In a matter of minutes Monday night, the members of the Whitfield County Board of Commissioners showed they aren't that interested in truly open government. As long as they don't break any open meeting laws — you know, do things by the book — they are content with shutting the public out of an important discussion involving the public's tax dollars.
Discussing, then crafting, policy behind the scenes? Absolutely. Open, spirited debate during an open meeting or work session about said policy? Pass. Giving the public the opportunity to ask commissioners questions before voting on the change? Nah.
Commissioners voted 5-0 Monday night to give county employees a 2% pay increase retroactive to July 1. The pay increase will cost an estimated $300,000 this year.
This editorial isn't about the merits or pitfalls of giving county employees a raise. This is about how commissioners conducted the people's business away from the people.
On the Friday before a Monday commissioners meeting, county officials usually post an agenda with items that may be discussed. Local government agendas are often a moving target and may change. Elected boards and councils are allowed to add an item to the agenda before a meeting as long as there is an affirmative vote.
The county's agenda this past Friday did not have a worker pay raise listed as an item for consideration or one that could be added. On Monday, the agenda distributed at the 6 p.m. meeting had "County employee pay adjustment" listed as "a potential additional item."
At the start of the meeting, Commission Chairman Lynn Laughter motioned to add the "County employee pay adjustment" to the agenda. The motion carried 4-0.
After commissioners approved minutes from previous meetings, appointed someone to the Highland Rivers Health Governing Board of Directors and went through their regular agenda items, Laughter brought up the "County employee pay adjustment." Laughter told attendees that the pay adjustment was a unilateral 2% raise for county employees retroactive to July 1, and that it would cost the county about $300,000.
No other board members spoke about the proposed pay raise.

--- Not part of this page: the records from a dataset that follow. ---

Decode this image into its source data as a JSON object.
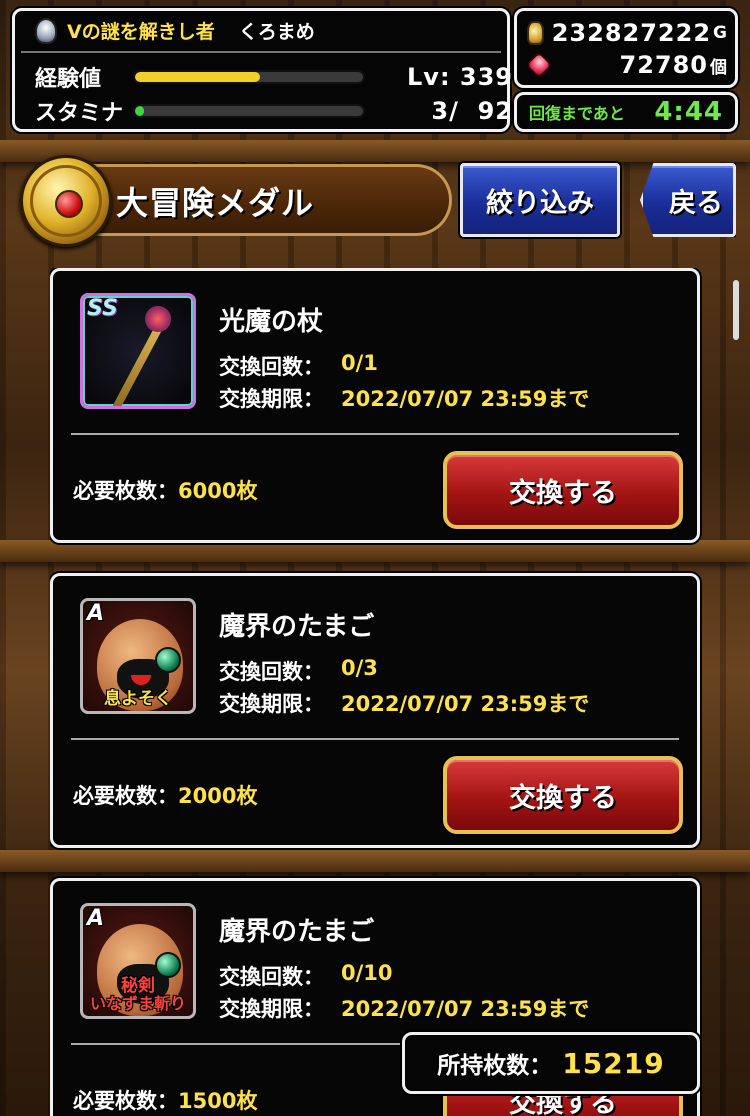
{
  "status": {
    "title": "Vの謎を解きし者",
    "player_name": "くろまめ",
    "exp_label": "経験値",
    "exp_progress": 0.55,
    "level_text": "Lv: 339",
    "stamina_label": "スタミナ",
    "stamina_progress": 0.03,
    "stamina_text": "3/  92"
  },
  "currency": {
    "gold": "232827222",
    "gold_unit": "G",
    "gems": "72780",
    "gems_unit": "個"
  },
  "recovery": {
    "label": "回復まであと",
    "time": "4:44"
  },
  "header": {
    "title": "大冒険メダル",
    "filter_label": "絞り込み",
    "back_label": "戻る"
  },
  "labels": {
    "exchange_count": "交換回数：",
    "exchange_deadline": "交換期限：",
    "required": "必要枚数：",
    "exchange_button": "交換する"
  },
  "items": [
    {
      "rank": "SS",
      "name": "光魔の杖",
      "count": "0/1",
      "deadline": "2022/07/07 23:59まで",
      "required": "6000枚",
      "skill": ""
    },
    {
      "rank": "A",
      "name": "魔界のたまご",
      "count": "0/3",
      "deadline": "2022/07/07 23:59まで",
      "required": "2000枚",
      "skill": "息よそく"
    },
    {
      "rank": "A",
      "name": "魔界のたまご",
      "count": "0/10",
      "deadline": "2022/07/07 23:59まで",
      "required": "1500枚",
      "skill_top": "秘剣",
      "skill": "いなずま斬り"
    }
  ],
  "owned": {
    "label": "所持枚数：",
    "value": "15219"
  },
  "colors": {
    "exp_bar": "#f2d02a",
    "stamina_bar": "#3ad83a",
    "highlight_text": "#ffe24a",
    "recovery_text": "#6fe84a",
    "exchange_button": "#b01818",
    "header_button": "#1a2e9a"
  }
}
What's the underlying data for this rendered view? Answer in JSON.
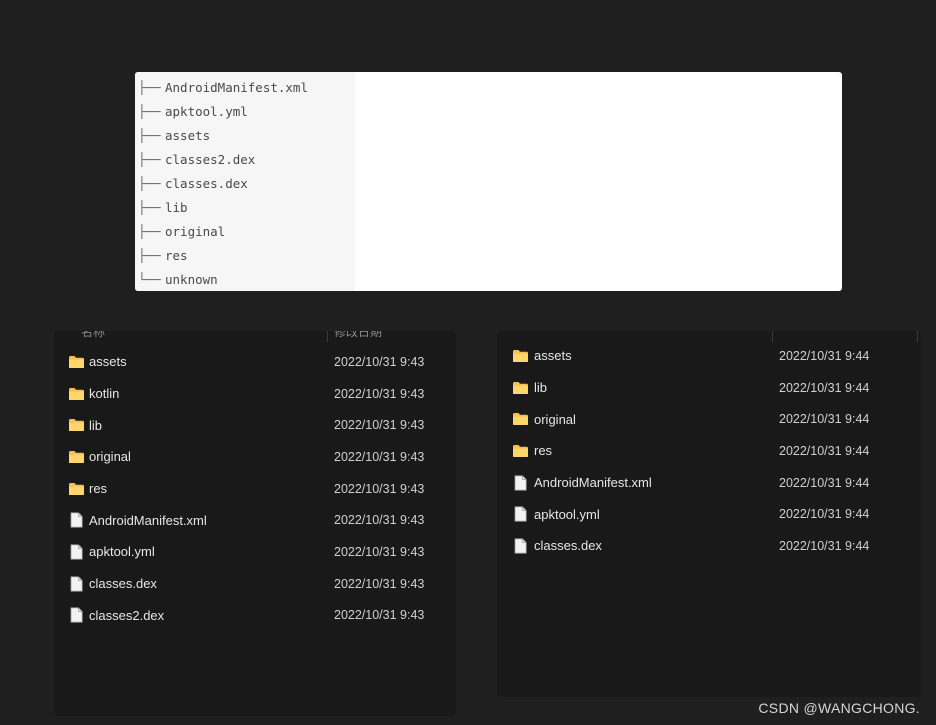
{
  "tree": {
    "lines": [
      {
        "branch": "├──",
        "name": "AndroidManifest.xml"
      },
      {
        "branch": "├──",
        "name": "apktool.yml"
      },
      {
        "branch": "├──",
        "name": "assets"
      },
      {
        "branch": "├──",
        "name": "classes2.dex"
      },
      {
        "branch": "├──",
        "name": "classes.dex"
      },
      {
        "branch": "├──",
        "name": "lib"
      },
      {
        "branch": "├──",
        "name": "original"
      },
      {
        "branch": "├──",
        "name": "res"
      },
      {
        "branch": "└──",
        "name": "unknown"
      }
    ]
  },
  "left_explorer": {
    "headers": {
      "name": "名称",
      "modified": "修改日期"
    },
    "items": [
      {
        "type": "folder",
        "name": "assets",
        "modified": "2022/10/31 9:43"
      },
      {
        "type": "folder",
        "name": "kotlin",
        "modified": "2022/10/31 9:43"
      },
      {
        "type": "folder",
        "name": "lib",
        "modified": "2022/10/31 9:43"
      },
      {
        "type": "folder",
        "name": "original",
        "modified": "2022/10/31 9:43"
      },
      {
        "type": "folder",
        "name": "res",
        "modified": "2022/10/31 9:43"
      },
      {
        "type": "file",
        "name": "AndroidManifest.xml",
        "modified": "2022/10/31 9:43"
      },
      {
        "type": "file",
        "name": "apktool.yml",
        "modified": "2022/10/31 9:43"
      },
      {
        "type": "file",
        "name": "classes.dex",
        "modified": "2022/10/31 9:43"
      },
      {
        "type": "file",
        "name": "classes2.dex",
        "modified": "2022/10/31 9:43"
      }
    ]
  },
  "right_explorer": {
    "items": [
      {
        "type": "folder",
        "name": "assets",
        "modified": "2022/10/31 9:44"
      },
      {
        "type": "folder",
        "name": "lib",
        "modified": "2022/10/31 9:44"
      },
      {
        "type": "folder",
        "name": "original",
        "modified": "2022/10/31 9:44"
      },
      {
        "type": "folder",
        "name": "res",
        "modified": "2022/10/31 9:44"
      },
      {
        "type": "file",
        "name": "AndroidManifest.xml",
        "modified": "2022/10/31 9:44"
      },
      {
        "type": "file",
        "name": "apktool.yml",
        "modified": "2022/10/31 9:44"
      },
      {
        "type": "file",
        "name": "classes.dex",
        "modified": "2022/10/31 9:44"
      }
    ]
  },
  "icons": {
    "folder": "folder-icon",
    "file": "file-icon"
  },
  "colors": {
    "folder": "#f4c04e",
    "file": "#f2f2f2",
    "background": "#1f1f1f",
    "panel": "#191919"
  },
  "watermark": "CSDN @WANGCHONG."
}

Laughter called for a vote, and it passed 5-0. No one from the public could have questioned, opposed or supported the pay increase since public comment was only allowed after the vote. On top of that, the item "County employee pay adjustment" is so tremendously vague that county residents would not know the specifics.
Commissioners had not publicly discussed an employee pay increase since the fall of 2018 when they talked about the possibility during a budget meeting. Eight or nine months passed without a single commissioner publicly floating the idea.
That's the wrong way to conduct the people's business. Instead, commissioners should have brought the proposal up during a work session or meeting weeks ago, then discussed it publicly. That would have given county taxpayers ample opportunity to query commissioners. It would have allowed county staff time to research the issue, gather salary data from neighboring counties and analyze the long-term effect on the budget.
But commissioners apparently aren't concerned with hearing from the public on this issue. After all, they followed the rules.
Commissioner Barry Robbins said: "We had an open meeting. It was put on the agenda as a potential item by the chairwoman, and we voted to amend the agenda (to include the pay increase)."
Commissioner Greg Jones said: "I think it was done the right way. We voted on it in public."
We are flummoxed by these responses. Jones, Robbins and the rest of the commissioners just don't understand the optics of what they did Monday night. They denied the public their right to be made aware of an issue and ask questions before commissioners voted.
This latest breach of public trust should make you wary of what other behind-the-scenes moves commissioners are contemplating. What's the next agenda item that commissioners will add at the last minute?
Yes, commissioners broke no laws in approving the employee pay raise Monday night.
They did, however, break the public's trust in them.